Florida Gov. Ron DeSantis on Monday sent a blistering letter to Associated Press CEO Daisy Veerasingham accusing the news outlet of publishing a "partisan smear" against him and possibly discouraging COVID-19 positive Floridians from seeking "life-saving treatment."

The governor sent the letter in response to a complaint he received from the AP about his press secretary Christina Pushaw's criticisms of a reporter who wrote a story linking DeSantis' advocacy for a COVID antibody drug to one of his top donors who is heavily invested in the company that makes the drug.

"I assumed your letter was to notify me that you were issuing a retraction of the partisan smear piece you published last week. Instead, you had the temerity to complain about the deserved blowback that your botched and discredited attempt to concoct a political narrative has received," DeSantis wrote.

"This ploy will not work to divert attention from the fact that the Associated Press published a false narrative that will lead some to decline effective treatment for COVID infections," he added.

Last week, AP journalist Brendan Farrington reported that Citadel, a Chicago-based hedge fund, has invested $15.9 million in Regeneron Pharmaceutical Inc., the company that manufactures the monoclonal antibody treatment heavily promoted by DeSantis. Citadel CEO Ken Griffin donated $10.75 million to a political committee that supports DeSantis, and Farrington's article implies that DeSantis is promoting Regeneron's drug over COVID-19 vaccines to benefit his top donor.

Pushaw commented for the AP's story, observing that Citadel holds far more shares of Pfizer and Moderna than Regeneron.

Critics were also quick to point out that DeSantis is promoting monoclonal antibody treatments right along with the Biden administration, that Griffin also donated to President Joe Biden's inauguration committee, and that the governor has also strongly endorsed vaccination against COVID-19 as life-saving.

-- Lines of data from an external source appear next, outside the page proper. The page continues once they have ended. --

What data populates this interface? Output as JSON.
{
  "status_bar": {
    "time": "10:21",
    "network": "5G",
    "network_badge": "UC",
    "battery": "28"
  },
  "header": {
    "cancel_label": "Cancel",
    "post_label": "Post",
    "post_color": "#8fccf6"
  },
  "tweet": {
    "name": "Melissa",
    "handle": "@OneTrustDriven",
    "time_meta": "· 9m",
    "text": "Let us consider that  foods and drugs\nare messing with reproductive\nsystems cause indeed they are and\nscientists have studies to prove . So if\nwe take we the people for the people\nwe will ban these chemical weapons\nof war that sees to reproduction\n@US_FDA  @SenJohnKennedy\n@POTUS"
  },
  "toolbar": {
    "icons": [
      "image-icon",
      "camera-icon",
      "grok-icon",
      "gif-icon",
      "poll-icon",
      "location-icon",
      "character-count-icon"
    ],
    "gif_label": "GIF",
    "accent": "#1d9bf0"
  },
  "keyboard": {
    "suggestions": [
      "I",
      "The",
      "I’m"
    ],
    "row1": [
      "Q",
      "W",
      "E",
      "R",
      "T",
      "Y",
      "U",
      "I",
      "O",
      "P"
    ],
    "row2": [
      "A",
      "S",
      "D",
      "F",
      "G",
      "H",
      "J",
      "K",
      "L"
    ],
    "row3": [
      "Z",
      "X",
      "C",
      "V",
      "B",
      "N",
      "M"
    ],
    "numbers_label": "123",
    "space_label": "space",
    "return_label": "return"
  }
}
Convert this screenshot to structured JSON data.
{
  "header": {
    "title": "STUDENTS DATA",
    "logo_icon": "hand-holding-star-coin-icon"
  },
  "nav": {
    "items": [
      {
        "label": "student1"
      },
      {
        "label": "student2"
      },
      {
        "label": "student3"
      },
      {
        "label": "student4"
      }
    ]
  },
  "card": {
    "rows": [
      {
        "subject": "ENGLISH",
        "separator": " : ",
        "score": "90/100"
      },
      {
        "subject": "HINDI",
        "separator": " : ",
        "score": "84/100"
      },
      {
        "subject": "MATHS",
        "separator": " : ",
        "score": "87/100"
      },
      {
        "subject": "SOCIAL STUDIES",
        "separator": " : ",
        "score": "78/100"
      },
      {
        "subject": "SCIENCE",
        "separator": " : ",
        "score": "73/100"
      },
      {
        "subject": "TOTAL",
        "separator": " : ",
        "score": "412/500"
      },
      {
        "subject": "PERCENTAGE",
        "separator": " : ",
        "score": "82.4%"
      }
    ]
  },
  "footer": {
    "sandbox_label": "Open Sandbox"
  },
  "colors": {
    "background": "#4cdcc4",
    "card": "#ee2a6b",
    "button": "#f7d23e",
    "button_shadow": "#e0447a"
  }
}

The AP did not accuse Biden of benefitting these very same donors by promoting the vaccine.

After the AP published the story, DeSantis' left-wing critics falsely claimed that he had been downplaying COVID vaccines to benefit his donor.

Pushaw blasted the AP article on Twitter, calling it "cheap political innuendo" and calling out Farrington for shifting blame for the article's headline to his "boss' boss." In a now-deleted tweet, she retweeted the AP story and told her followers to "drag them."

The AP in turn reported Pushaw to Twitter, accusing her of harassing Farrington, and she was suspended for 12 hours.

Veerasingham then wrote to DeSantis asking him to stop Pushaw's "harassing behavior," accusing her of threatening Farrington and putting him in danger by criticizing his reporting.

But DeSantis pulled no punches in his forceful response, rejecting Veerasingham's demands.

"The purpose of the headline and the framing of the story was to smear me by insinuating that Florida's push to expand awareness of and access to monoclonal antibody treatments was done to boost Regeneron's profit, rather than to simply help Floridians in need. Indeed, as the federal government long ago bought the entire stock of Regeneron's COVID monoclonal treatment, it is not even possible as a concept," wrote DeSantis.

"The AP produced zero evidence that Florida's efforts are being undertaken for any reason other than to help Floridians recover from COVID," he continued. "This story is a baseless conspiracy theory."

The governor told the AP that he stands by the work of his staff, including Pushaw.

"That the AP has received vigorous pushback is something that should be expected given the brazenness of your political attack and the fact that your false narrative will cost lives. You cannot recklessly smear your political opponents and then expect to be immune from criticism. This is especially true when the effect of your false narrative jeopardizes the health of those who could otherwise benefit from treatment with monoclonal antibodies," he wrote.

"You succeeded in publishing a misleading, clickbait headline about one of your political opponents, but at the expense of deterring individuals infected with COVID from seeking life-saving treatment, which will cost lives," DeSantis concluded

"Was it worth it?"